Glasgow’s Climate Emergency Working Group has delivered a report with over sixty recommendations that provides a pathway to a carbon neutral city.
The working group, which included representation from all four political groups at the council, citizen activist groups and Glasgow Chamber of Commerce, has set Glasgow a target of carbon neutrality by the year 2030 – seven years ahead of the previous 2037 target.
Established in February, the group was given just six months in which to draw its conclusions and report back to the council in recognition of the need to respond to the growing concerns of the impending climate crisis. The council formally declared there was a climate emergency at a meeting of all 83 city councillors in May this year.
The recommendations in the report have the potential to affect all council departments and cover broad ranging issues such energy use, roads and transport, development, infrastructure and planning, waste management, food and pensions.
Examples of specific recommendations in the report include a push for:
– district heating systems where feasible,
– the low energy efficiency of the city’s older housing stock to be addressed,
– an end to single-use plastic and a plastic free shopping zone,
– a major tree planting programme,
– a wider roll-out of car free zones at schools and other locations.
– green economy apprenticeships,
– climate impact assessments for all council budgets,
– the council to become a beacon for other city organisations on carbon reduction.

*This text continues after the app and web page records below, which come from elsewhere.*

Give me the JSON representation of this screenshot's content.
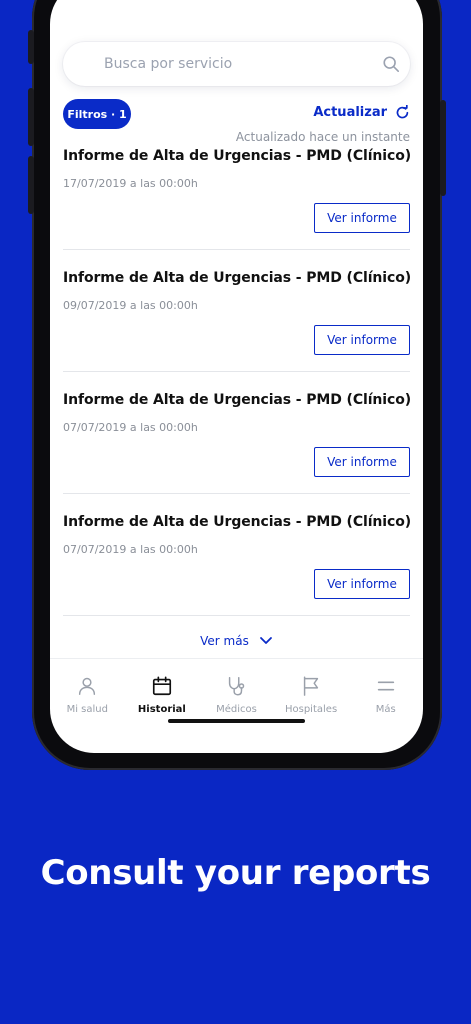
{
  "search": {
    "placeholder": "Busca por servicio"
  },
  "filters": {
    "label": "Filtros · 1"
  },
  "refresh": {
    "label": "Actualizar",
    "updated": "Actualizado hace un instante"
  },
  "reports": [
    {
      "title": "Informe de Alta de Urgencias - PMD (Clínico)",
      "date": "17/07/2019 a las 00:00h",
      "button": "Ver informe"
    },
    {
      "title": "Informe de Alta de Urgencias - PMD (Clínico)",
      "date": "09/07/2019 a las 00:00h",
      "button": "Ver informe"
    },
    {
      "title": "Informe de Alta de Urgencias - PMD (Clínico)",
      "date": "07/07/2019 a las 00:00h",
      "button": "Ver informe"
    },
    {
      "title": "Informe de Alta de Urgencias - PMD (Clínico)",
      "date": "07/07/2019 a las 00:00h",
      "button": "Ver informe"
    }
  ],
  "see_more": "Ver más",
  "tabs": [
    {
      "label": "Mi salud",
      "icon": "user-icon"
    },
    {
      "label": "Historial",
      "icon": "calendar-icon",
      "active": true
    },
    {
      "label": "Médicos",
      "icon": "stethoscope-icon"
    },
    {
      "label": "Hospitales",
      "icon": "flag-icon"
    },
    {
      "label": "Más",
      "icon": "menu-icon"
    }
  ],
  "tagline": "Consult your reports",
  "colors": {
    "brand": "#0A2BC8",
    "background": "#0A27C4"
  }
}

Full details of all recommendations and the wider report can be found in the committee papers for the forthcoming meeting of the council’s Environment, Sustainability and Carbon Reduction Policy Development Committee.

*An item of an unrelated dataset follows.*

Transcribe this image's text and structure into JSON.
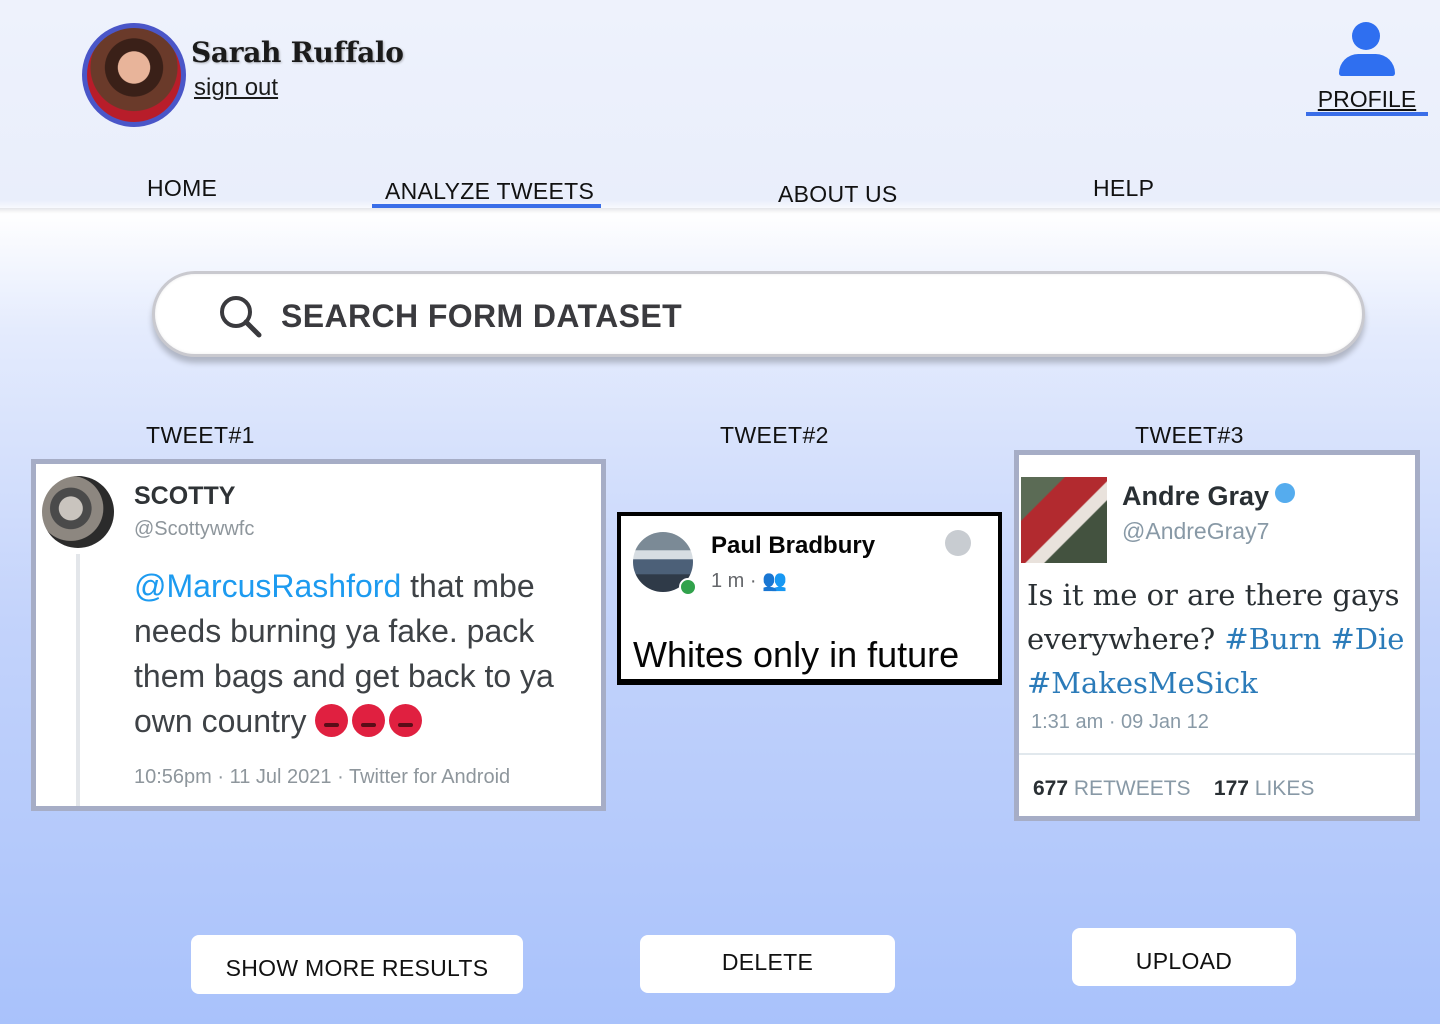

Councillor Martha Wardrop, who chaired the Climate Emergency Working Group, indicated there could no delay in the work to act upon the report’s recommendations.

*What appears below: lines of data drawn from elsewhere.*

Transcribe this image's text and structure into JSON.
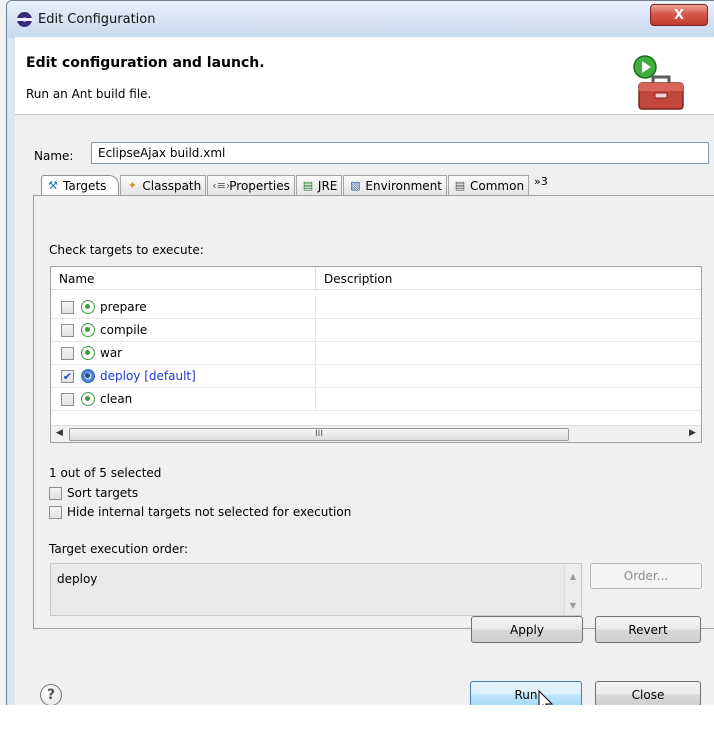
{
  "window": {
    "title": "Edit Configuration",
    "close_glyph": "X",
    "app_icon": "eclipse-icon"
  },
  "header": {
    "title": "Edit configuration and launch.",
    "subtitle": "Run an Ant build file.",
    "icon": "ant-run-toolbox-icon"
  },
  "name_field": {
    "label": "Name:",
    "value": "EclipseAjax build.xml"
  },
  "tabs": [
    {
      "label": "Targets",
      "icon": "targets-icon",
      "active": true
    },
    {
      "label": "Classpath",
      "icon": "classpath-icon",
      "active": false
    },
    {
      "label": "Properties",
      "icon": "properties-icon",
      "active": false
    },
    {
      "label": "JRE",
      "icon": "jre-icon",
      "active": false
    },
    {
      "label": "Environment",
      "icon": "environment-icon",
      "active": false
    },
    {
      "label": "Common",
      "icon": "common-icon",
      "active": false
    }
  ],
  "tabs_overflow": "»3",
  "targets_panel": {
    "check_label": "Check targets to execute:",
    "columns": [
      "Name",
      "Description"
    ],
    "rows": [
      {
        "name": "prepare",
        "description": "",
        "checked": false,
        "default": false
      },
      {
        "name": "compile",
        "description": "",
        "checked": false,
        "default": false
      },
      {
        "name": "war",
        "description": "",
        "checked": false,
        "default": false
      },
      {
        "name": "deploy [default]",
        "description": "",
        "checked": true,
        "default": true
      },
      {
        "name": "clean",
        "description": "",
        "checked": false,
        "default": false
      }
    ],
    "scroll_thumb_glyph": "III",
    "selected_count": "1 out of 5 selected",
    "sort_targets_label": "Sort targets",
    "hide_internal_label": "Hide internal targets not selected for execution",
    "order_label": "Target execution order:",
    "order_value": "deploy",
    "order_button": "Order..."
  },
  "buttons": {
    "apply": "Apply",
    "revert": "Revert",
    "run": "Run",
    "close": "Close",
    "help_glyph": "?"
  },
  "colors": {
    "default_target_text": "#1a3ad0",
    "title_bar": "#d5e2f3",
    "close_button": "#c03a2c"
  }
}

Councillor Wardrop said: “As chair of the working group, I welcome the increased ambition for Glasgow to be carbon neutral by 2030, having driven this vital climate emergency work in the city. Delivering that vision will require working with the business community, third sector, communities and citizens to achieve a just transition.
“With only ten years to make radical changes we need action to start right away. For instance, there are already plans for a city-wide network of segregated cycle ways and so there are areas where we can move quickly. The climate emergency must also be placed front and centre of Glasgow’s economy and so a revised economic strategy for the city is essential. But we also need the Scottish and UK Governments to do their bit, particularly on decarbonising how we heat our homes.
“There was also a clear message from the group that the council works with other authorities to shift its pension funds away from fossil fuels. With Glasgow looking likely to host next year’s UN Climate Summit, that’s the sort of radical action we need if we’re going to back up ambitious targets with real change in the wider economy.”
Councillor Anna Richardson, City Convener for Sustainability and Carbon Reduction, said Glasgow was already heading in the right direction, but it was now clear the pace of carbon reduction in the city has to accelerate.
Councillor Richardson said: “There is no question the stand out recommendation from the report is that Glasgow is carbon neutral by 2030. The previous target of achieving carbon neutrality by 2037 was itself ambitious but it is obvious that we must now go further and faster than we’ve done before.
“As a council we will seek to bring forward an implementation plan that responds to the climate emergency recommendations as soon as possible. Work will start immediately to ensure that the climate emergency becomes embedded in every policy and strategy that the council is currently developing.
“Cities have an opportunity to lead the response to the global climate emergency, and the work of the Climate Emergency Working Group means that Glasgow is now well placed to show that leadership. If COP26, the UN conference on climate change, does come to Glasgow in 2020 we will be perfectly placed to show the world how a net zero carbon city can be achieved.”